Report every line of the data that includes "start".
BEGIN Given data
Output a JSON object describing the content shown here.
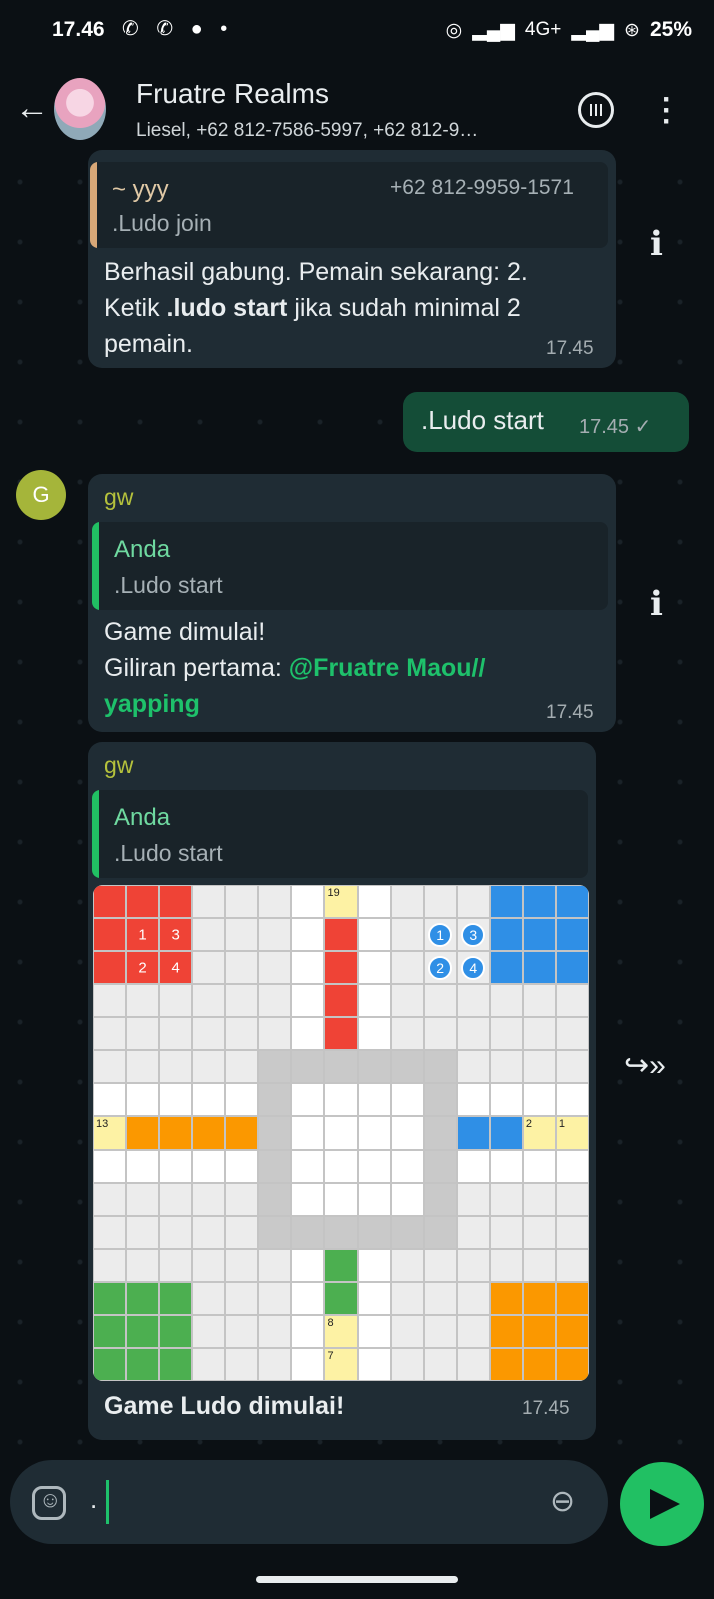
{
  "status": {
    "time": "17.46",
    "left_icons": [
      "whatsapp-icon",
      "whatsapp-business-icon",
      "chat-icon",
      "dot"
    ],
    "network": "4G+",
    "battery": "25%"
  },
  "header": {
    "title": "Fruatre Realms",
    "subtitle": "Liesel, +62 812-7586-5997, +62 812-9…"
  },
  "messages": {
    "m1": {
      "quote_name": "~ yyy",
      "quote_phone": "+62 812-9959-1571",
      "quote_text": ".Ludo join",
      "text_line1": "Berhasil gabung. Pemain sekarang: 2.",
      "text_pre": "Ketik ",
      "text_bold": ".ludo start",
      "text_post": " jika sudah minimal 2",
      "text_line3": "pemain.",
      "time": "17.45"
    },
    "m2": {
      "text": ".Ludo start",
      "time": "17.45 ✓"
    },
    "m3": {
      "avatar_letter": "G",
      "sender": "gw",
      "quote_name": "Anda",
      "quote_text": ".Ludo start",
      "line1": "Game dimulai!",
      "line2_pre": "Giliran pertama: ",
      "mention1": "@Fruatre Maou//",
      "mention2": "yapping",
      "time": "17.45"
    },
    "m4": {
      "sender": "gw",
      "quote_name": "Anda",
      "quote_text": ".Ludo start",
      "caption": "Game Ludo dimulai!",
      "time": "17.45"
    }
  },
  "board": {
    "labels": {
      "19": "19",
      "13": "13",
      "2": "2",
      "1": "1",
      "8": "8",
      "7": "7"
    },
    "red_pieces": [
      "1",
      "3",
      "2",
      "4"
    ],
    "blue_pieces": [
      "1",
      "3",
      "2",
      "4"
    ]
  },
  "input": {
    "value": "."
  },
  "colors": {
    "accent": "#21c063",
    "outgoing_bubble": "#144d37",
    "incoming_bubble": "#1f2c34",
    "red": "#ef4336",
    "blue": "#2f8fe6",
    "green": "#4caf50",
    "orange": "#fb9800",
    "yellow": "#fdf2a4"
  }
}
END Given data
> Exercise solution:
      "text_bold": ".ludo start",
      "text": ".Ludo start",
      "quote_text": ".Ludo start",
      "quote_text": ".Ludo start",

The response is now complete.